** What you have to do **
Reproduce the data, keeping every word exactly as it is.

** Input for this task **
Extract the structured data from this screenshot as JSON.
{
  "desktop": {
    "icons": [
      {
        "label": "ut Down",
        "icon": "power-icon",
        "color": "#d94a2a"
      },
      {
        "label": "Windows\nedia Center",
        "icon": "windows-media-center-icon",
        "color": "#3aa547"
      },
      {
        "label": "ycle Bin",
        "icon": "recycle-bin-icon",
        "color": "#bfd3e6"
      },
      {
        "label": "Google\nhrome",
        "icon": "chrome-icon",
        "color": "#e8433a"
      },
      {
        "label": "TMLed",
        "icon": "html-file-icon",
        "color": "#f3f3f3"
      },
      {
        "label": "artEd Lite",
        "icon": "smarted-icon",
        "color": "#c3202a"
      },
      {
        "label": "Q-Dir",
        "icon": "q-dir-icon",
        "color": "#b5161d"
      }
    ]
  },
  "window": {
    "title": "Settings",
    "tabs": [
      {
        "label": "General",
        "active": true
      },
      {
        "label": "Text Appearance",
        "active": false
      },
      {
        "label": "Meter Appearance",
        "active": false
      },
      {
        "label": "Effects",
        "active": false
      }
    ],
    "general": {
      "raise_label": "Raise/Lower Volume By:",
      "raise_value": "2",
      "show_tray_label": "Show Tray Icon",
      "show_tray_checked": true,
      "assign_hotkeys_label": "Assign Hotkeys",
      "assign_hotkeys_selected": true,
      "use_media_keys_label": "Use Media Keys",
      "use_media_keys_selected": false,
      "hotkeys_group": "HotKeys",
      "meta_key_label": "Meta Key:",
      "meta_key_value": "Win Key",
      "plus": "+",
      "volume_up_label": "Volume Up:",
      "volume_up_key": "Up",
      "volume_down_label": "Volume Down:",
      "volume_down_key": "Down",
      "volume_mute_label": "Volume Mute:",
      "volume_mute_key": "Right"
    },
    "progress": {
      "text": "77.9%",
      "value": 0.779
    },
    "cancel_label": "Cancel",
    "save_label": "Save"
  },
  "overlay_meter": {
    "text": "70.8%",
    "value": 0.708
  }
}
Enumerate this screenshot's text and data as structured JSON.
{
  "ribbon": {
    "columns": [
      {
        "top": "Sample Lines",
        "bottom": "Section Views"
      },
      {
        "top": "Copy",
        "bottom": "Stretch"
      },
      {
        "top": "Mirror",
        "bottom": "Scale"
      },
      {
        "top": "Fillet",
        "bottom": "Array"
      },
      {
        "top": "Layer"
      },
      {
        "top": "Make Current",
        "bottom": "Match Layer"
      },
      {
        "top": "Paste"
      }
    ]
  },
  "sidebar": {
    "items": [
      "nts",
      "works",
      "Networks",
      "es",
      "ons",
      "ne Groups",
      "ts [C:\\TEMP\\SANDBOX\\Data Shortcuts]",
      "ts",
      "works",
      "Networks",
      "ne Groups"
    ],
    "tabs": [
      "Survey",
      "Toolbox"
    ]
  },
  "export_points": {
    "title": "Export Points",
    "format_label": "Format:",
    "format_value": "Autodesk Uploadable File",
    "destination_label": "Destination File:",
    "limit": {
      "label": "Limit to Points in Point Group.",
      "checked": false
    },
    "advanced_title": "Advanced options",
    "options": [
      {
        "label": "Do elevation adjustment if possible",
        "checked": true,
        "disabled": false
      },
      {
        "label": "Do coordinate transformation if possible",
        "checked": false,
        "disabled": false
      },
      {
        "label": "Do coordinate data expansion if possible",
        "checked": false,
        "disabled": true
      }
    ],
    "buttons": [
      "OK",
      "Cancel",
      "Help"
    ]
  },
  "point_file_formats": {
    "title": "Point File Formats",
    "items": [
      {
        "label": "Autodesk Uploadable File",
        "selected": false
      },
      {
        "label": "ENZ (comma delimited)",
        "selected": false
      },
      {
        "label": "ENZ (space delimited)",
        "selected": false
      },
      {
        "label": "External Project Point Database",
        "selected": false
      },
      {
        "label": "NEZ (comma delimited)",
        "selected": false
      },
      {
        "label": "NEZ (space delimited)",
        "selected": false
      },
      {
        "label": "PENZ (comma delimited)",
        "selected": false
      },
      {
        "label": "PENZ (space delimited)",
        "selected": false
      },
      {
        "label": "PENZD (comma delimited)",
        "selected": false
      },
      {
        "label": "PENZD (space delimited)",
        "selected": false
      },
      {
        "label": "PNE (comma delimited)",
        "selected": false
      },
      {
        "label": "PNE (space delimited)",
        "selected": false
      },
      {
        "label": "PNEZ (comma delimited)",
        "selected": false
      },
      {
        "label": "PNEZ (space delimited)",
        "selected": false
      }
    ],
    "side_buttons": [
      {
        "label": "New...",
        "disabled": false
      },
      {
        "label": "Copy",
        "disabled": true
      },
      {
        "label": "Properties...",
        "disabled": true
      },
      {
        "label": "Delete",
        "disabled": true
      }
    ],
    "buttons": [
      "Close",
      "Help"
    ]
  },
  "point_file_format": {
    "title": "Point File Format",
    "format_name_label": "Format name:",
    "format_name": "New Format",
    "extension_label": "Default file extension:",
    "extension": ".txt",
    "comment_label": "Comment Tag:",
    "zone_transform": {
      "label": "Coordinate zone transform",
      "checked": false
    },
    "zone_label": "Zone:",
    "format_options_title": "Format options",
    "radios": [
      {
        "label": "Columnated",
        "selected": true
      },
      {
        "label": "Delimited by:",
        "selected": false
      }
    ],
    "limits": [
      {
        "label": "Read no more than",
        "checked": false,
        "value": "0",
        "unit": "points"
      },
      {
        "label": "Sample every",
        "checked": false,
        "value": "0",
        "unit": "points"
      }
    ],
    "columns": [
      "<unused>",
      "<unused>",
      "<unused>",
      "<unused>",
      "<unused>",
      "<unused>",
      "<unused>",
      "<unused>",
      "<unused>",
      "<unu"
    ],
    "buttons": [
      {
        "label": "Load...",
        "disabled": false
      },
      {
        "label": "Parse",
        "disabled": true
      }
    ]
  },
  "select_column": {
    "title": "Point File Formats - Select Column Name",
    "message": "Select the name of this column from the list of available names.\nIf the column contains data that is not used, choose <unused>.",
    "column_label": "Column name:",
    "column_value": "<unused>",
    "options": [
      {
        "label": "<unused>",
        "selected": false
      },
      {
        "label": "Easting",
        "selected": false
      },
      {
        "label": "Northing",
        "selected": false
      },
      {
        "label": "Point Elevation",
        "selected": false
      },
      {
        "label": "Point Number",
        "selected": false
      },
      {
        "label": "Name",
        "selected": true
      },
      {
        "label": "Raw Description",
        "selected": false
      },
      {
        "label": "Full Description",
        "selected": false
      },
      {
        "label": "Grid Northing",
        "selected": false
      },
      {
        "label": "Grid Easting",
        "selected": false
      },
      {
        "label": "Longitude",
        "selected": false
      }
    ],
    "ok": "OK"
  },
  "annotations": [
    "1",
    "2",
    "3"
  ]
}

** Solution **
Extract the structured data from this screenshot as JSON.
{
  "desktop": {
    "icons": [
      {
        "label": "ut Down",
        "icon": "power-icon",
        "color": "#d94a2a"
      },
      {
        "label": "Windows\nedia Center",
        "icon": "windows-media-center-icon",
        "color": "#3aa547"
      },
      {
        "label": "ycle Bin",
        "icon": "recycle-bin-icon",
        "color": "#bfd3e6"
      },
      {
        "label": "Google\nhrome",
        "icon": "chrome-icon",
        "color": "#e8433a"
      },
      {
        "label": "TMLed",
        "icon": "html-file-icon",
        "color": "#f3f3f3"
      },
      {
        "label": "artEd Lite",
        "icon": "smarted-icon",
        "color": "#c3202a"
      },
      {
        "label": "Q-Dir",
        "icon": "q-dir-icon",
        "color": "#b5161d"
      }
    ]
  },
  "window": {
    "title": "Settings",
    "tabs": [
      {
        "label": "General",
        "active": true
      },
      {
        "label": "Text Appearance",
        "active": false
      },
      {
        "label": "Meter Appearance",
        "active": false
      },
      {
        "label": "Effects",
        "active": false
      }
    ],
    "general": {
      "raise_label": "Raise/Lower Volume By:",
      "raise_value": "2",
      "show_tray_label": "Show Tray Icon",
      "show_tray_checked": true,
      "assign_hotkeys_label": "Assign Hotkeys",
      "assign_hotkeys_selected": true,
      "use_media_keys_label": "Use Media Keys",
      "use_media_keys_selected": false,
      "hotkeys_group": "HotKeys",
      "meta_key_label": "Meta Key:",
      "meta_key_value": "Win Key",
      "plus": "+",
      "volume_up_label": "Volume Up:",
      "volume_up_key": "Up",
      "volume_down_label": "Volume Down:",
      "volume_down_key": "Down",
      "volume_mute_label": "Volume Mute:",
      "volume_mute_key": "Right"
    },
    "progress": {
      "text": "77.9%",
      "value": 0.779
    },
    "cancel_label": "Cancel",
    "save_label": "Save"
  },
  "overlay_meter": {
    "text": "70.8%",
    "value": 0.708
  }
}
Enumerate this screenshot's text and data as structured JSON.
{
  "ribbon": {
    "columns": [
      {
        "top": "Sample Lines",
        "bottom": "Section Views"
      },
      {
        "top": "Copy",
        "bottom": "Stretch"
      },
      {
        "top": "Mirror",
        "bottom": "Scale"
      },
      {
        "top": "Fillet",
        "bottom": "Array"
      },
      {
        "top": "Layer"
      },
      {
        "top": "Make Current",
        "bottom": "Match Layer"
      },
      {
        "top": "Paste"
      }
    ]
  },
  "sidebar": {
    "items": [
      "nts",
      "works",
      "Networks",
      "es",
      "ons",
      "ne Groups",
      "ts [C:\\TEMP\\SANDBOX\\Data Shortcuts]",
      "ts",
      "works",
      "Networks",
      "ne Groups"
    ],
    "tabs": [
      "Survey",
      "Toolbox"
    ]
  },
  "export_points": {
    "title": "Export Points",
    "format_label": "Format:",
    "format_value": "Autodesk Uploadable File",
    "destination_label": "Destination File:",
    "limit": {
      "label": "Limit to Points in Point Group.",
      "checked": false
    },
    "advanced_title": "Advanced options",
    "options": [
      {
        "label": "Do elevation adjustment if possible",
        "checked": true,
        "disabled": false
      },
      {
        "label": "Do coordinate transformation if possible",
        "checked": false,
        "disabled": false
      },
      {
        "label": "Do coordinate data expansion if possible",
        "checked": false,
        "disabled": true
      }
    ],
    "buttons": [
      "OK",
      "Cancel",
      "Help"
    ]
  },
  "point_file_formats": {
    "title": "Point File Formats",
    "items": [
      {
        "label": "Autodesk Uploadable File",
        "selected": false
      },
      {
        "label": "ENZ (comma delimited)",
        "selected": false
      },
      {
        "label": "ENZ (space delimited)",
        "selected": false
      },
      {
        "label": "External Project Point Database",
        "selected": false
      },
      {
        "label": "NEZ (comma delimited)",
        "selected": false
      },
      {
        "label": "NEZ (space delimited)",
        "selected": false
      },
      {
        "label": "PENZ (comma delimited)",
        "selected": false
      },
      {
        "label": "PENZ (space delimited)",
        "selected": false
      },
      {
        "label": "PENZD (comma delimited)",
        "selected": false
      },
      {
        "label": "PENZD (space delimited)",
        "selected": false
      },
      {
        "label": "PNE (comma delimited)",
        "selected": false
      },
      {
        "label": "PNE (space delimited)",
        "selected": false
      },
      {
        "label": "PNEZ (comma delimited)",
        "selected": false
      },
      {
        "label": "PNEZ (space delimited)",
        "selected": false
      }
    ],
    "side_buttons": [
      {
        "label": "New...",
        "disabled": false
      },
      {
        "label": "Copy",
        "disabled": true
      },
      {
        "label": "Properties...",
        "disabled": true
      },
      {
        "label": "Delete",
        "disabled": true
      }
    ],
    "buttons": [
      "Close",
      "Help"
    ]
  },
  "point_file_format": {
    "title": "Point File Format",
    "format_name_label": "Format name:",
    "format_name": "New Format",
    "extension_label": "Default file extension:",
    "extension": ".txt",
    "comment_label": "Comment Tag:",
    "zone_transform": {
      "label": "Coordinate zone transform",
      "checked": false
    },
    "zone_label": "Zone:",
    "format_options_title": "Format options",
    "radios": [
      {
        "label": "Columnated",
        "selected": true
      },
      {
        "label": "Delimited by:",
        "selected": false
      }
    ],
    "limits": [
      {
        "label": "Read no more than",
        "checked": false,
        "value": "0",
        "unit": "points"
      },
      {
        "label": "Sample every",
        "checked": false,
        "value": "0",
        "unit": "points"
      }
    ],
    "columns": [
      "<unused>",
      "<unused>",
      "<unused>",
      "<unused>",
      "<unused>",
      "<unused>",
      "<unused>",
      "<unused>",
      "<unused>",
      "<unu"
    ],
    "buttons": [
      {
        "label": "Load...",
        "disabled": false
      },
      {
        "label": "Parse",
        "disabled": true
      }
    ]
  },
  "select_column": {
    "title": "Point File Formats - Select Column Name",
    "message": "Select the name of this column from the list of available names.\nIf the column contains data that is not used, choose <unused>.",
    "column_label": "Column name:",
    "column_value": "<unused>",
    "options": [
      {
        "label": "<unused>",
        "selected": false
      },
      {
        "label": "Easting",
        "selected": false
      },
      {
        "label": "Northing",
        "selected": false
      },
      {
        "label": "Point Elevation",
        "selected": false
      },
      {
        "label": "Point Number",
        "selected": false
      },
      {
        "label": "Name",
        "selected": true
      },
      {
        "label": "Raw Description",
        "selected": false
      },
      {
        "label": "Full Description",
        "selected": false
      },
      {
        "label": "Grid Northing",
        "selected": false
      },
      {
        "label": "Grid Easting",
        "selected": false
      },
      {
        "label": "Longitude",
        "selected": false
      }
    ],
    "ok": "OK"
  },
  "annotations": [
    "1",
    "2",
    "3"
  ]
}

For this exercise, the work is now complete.